_Excerpted records_.
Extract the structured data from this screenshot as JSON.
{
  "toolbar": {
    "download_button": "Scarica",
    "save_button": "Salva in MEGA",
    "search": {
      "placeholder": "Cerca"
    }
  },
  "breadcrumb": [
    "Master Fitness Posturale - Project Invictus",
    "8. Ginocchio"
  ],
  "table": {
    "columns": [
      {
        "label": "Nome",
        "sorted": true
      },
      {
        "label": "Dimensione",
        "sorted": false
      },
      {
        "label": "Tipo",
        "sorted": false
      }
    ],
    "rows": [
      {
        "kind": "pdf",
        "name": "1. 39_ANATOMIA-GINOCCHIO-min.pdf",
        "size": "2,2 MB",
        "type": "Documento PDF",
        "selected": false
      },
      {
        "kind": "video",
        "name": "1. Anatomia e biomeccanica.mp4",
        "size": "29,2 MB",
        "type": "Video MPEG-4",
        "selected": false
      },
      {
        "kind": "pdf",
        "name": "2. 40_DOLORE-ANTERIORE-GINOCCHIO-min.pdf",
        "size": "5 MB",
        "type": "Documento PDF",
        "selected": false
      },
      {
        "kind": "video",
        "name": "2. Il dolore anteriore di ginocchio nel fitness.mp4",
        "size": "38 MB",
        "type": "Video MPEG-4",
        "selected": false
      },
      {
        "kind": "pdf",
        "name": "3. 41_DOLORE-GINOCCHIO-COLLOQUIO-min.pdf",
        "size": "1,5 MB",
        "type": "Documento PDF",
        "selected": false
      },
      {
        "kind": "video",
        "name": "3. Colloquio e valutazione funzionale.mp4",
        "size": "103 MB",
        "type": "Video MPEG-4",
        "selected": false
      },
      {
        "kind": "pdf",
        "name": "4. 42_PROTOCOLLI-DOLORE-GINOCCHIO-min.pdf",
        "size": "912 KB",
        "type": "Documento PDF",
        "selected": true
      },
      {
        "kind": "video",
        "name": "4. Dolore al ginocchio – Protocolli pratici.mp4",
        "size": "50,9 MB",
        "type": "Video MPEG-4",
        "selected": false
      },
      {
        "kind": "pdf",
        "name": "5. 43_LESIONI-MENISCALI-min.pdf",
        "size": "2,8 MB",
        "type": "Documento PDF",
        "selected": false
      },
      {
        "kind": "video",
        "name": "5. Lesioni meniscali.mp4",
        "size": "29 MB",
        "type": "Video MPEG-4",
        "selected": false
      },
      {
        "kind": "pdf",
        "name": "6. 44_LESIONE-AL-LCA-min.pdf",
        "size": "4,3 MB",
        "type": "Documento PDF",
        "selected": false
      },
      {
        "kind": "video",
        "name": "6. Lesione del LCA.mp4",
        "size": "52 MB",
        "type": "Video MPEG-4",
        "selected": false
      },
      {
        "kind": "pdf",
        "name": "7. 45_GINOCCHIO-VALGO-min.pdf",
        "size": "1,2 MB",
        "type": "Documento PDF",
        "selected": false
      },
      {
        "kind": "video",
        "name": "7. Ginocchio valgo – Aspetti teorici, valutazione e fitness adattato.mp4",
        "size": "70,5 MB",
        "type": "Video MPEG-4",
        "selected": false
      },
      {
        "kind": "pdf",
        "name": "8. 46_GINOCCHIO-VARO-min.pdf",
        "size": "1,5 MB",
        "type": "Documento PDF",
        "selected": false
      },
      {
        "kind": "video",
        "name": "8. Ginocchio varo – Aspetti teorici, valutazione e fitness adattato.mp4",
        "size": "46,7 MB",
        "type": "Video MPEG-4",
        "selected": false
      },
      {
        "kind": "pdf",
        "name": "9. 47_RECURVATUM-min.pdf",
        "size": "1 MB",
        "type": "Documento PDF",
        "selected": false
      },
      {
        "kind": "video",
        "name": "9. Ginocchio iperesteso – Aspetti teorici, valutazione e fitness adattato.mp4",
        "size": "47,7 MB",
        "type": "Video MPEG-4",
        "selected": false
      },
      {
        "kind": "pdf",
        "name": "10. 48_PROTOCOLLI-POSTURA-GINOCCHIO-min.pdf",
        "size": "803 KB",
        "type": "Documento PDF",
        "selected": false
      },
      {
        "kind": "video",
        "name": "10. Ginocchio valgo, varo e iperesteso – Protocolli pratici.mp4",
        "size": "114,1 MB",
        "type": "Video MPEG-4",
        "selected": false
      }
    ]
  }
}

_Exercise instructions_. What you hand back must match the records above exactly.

_Answer box_.
Extract the structured data from this screenshot as JSON.
{
  "toolbar": {
    "download_button": "Scarica",
    "save_button": "Salva in MEGA",
    "search": {
      "placeholder": "Cerca"
    }
  },
  "breadcrumb": [
    "Master Fitness Posturale - Project Invictus",
    "8. Ginocchio"
  ],
  "table": {
    "columns": [
      {
        "label": "Nome",
        "sorted": true
      },
      {
        "label": "Dimensione",
        "sorted": false
      },
      {
        "label": "Tipo",
        "sorted": false
      }
    ],
    "rows": [
      {
        "kind": "pdf",
        "name": "1. 39_ANATOMIA-GINOCCHIO-min.pdf",
        "size": "2,2 MB",
        "type": "Documento PDF",
        "selected": false
      },
      {
        "kind": "video",
        "name": "1. Anatomia e biomeccanica.mp4",
        "size": "29,2 MB",
        "type": "Video MPEG-4",
        "selected": false
      },
      {
        "kind": "pdf",
        "name": "2. 40_DOLORE-ANTERIORE-GINOCCHIO-min.pdf",
        "size": "5 MB",
        "type": "Documento PDF",
        "selected": false
      },
      {
        "kind": "video",
        "name": "2. Il dolore anteriore di ginocchio nel fitness.mp4",
        "size": "38 MB",
        "type": "Video MPEG-4",
        "selected": false
      },
      {
        "kind": "pdf",
        "name": "3. 41_DOLORE-GINOCCHIO-COLLOQUIO-min.pdf",
        "size": "1,5 MB",
        "type": "Documento PDF",
        "selected": false
      },
      {
        "kind": "video",
        "name": "3. Colloquio e valutazione funzionale.mp4",
        "size": "103 MB",
        "type": "Video MPEG-4",
        "selected": false
      },
      {
        "kind": "pdf",
        "name": "4. 42_PROTOCOLLI-DOLORE-GINOCCHIO-min.pdf",
        "size": "912 KB",
        "type": "Documento PDF",
        "selected": true
      },
      {
        "kind": "video",
        "name": "4. Dolore al ginocchio – Protocolli pratici.mp4",
        "size": "50,9 MB",
        "type": "Video MPEG-4",
        "selected": false
      },
      {
        "kind": "pdf",
        "name": "5. 43_LESIONI-MENISCALI-min.pdf",
        "size": "2,8 MB",
        "type": "Documento PDF",
        "selected": false
      },
      {
        "kind": "video",
        "name": "5. Lesioni meniscali.mp4",
        "size": "29 MB",
        "type": "Video MPEG-4",
        "selected": false
      },
      {
        "kind": "pdf",
        "name": "6. 44_LESIONE-AL-LCA-min.pdf",
        "size": "4,3 MB",
        "type": "Documento PDF",
        "selected": false
      },
      {
        "kind": "video",
        "name": "6. Lesione del LCA.mp4",
        "size": "52 MB",
        "type": "Video MPEG-4",
        "selected": false
      },
      {
        "kind": "pdf",
        "name": "7. 45_GINOCCHIO-VALGO-min.pdf",
        "size": "1,2 MB",
        "type": "Documento PDF",
        "selected": false
      },
      {
        "kind": "video",
        "name": "7. Ginocchio valgo – Aspetti teorici, valutazione e fitness adattato.mp4",
        "size": "70,5 MB",
        "type": "Video MPEG-4",
        "selected": false
      },
      {
        "kind": "pdf",
        "name": "8. 46_GINOCCHIO-VARO-min.pdf",
        "size": "1,5 MB",
        "type": "Documento PDF",
        "selected": false
      },
      {
        "kind": "video",
        "name": "8. Ginocchio varo – Aspetti teorici, valutazione e fitness adattato.mp4",
        "size": "46,7 MB",
        "type": "Video MPEG-4",
        "selected": false
      },
      {
        "kind": "pdf",
        "name": "9. 47_RECURVATUM-min.pdf",
        "size": "1 MB",
        "type": "Documento PDF",
        "selected": false
      },
      {
        "kind": "video",
        "name": "9. Ginocchio iperesteso – Aspetti teorici, valutazione e fitness adattato.mp4",
        "size": "47,7 MB",
        "type": "Video MPEG-4",
        "selected": false
      },
      {
        "kind": "pdf",
        "name": "10. 48_PROTOCOLLI-POSTURA-GINOCCHIO-min.pdf",
        "size": "803 KB",
        "type": "Documento PDF",
        "selected": false
      },
      {
        "kind": "video",
        "name": "10. Ginocchio valgo, varo e iperesteso – Protocolli pratici.mp4",
        "size": "114,1 MB",
        "type": "Video MPEG-4",
        "selected": false
      }
    ]
  }
}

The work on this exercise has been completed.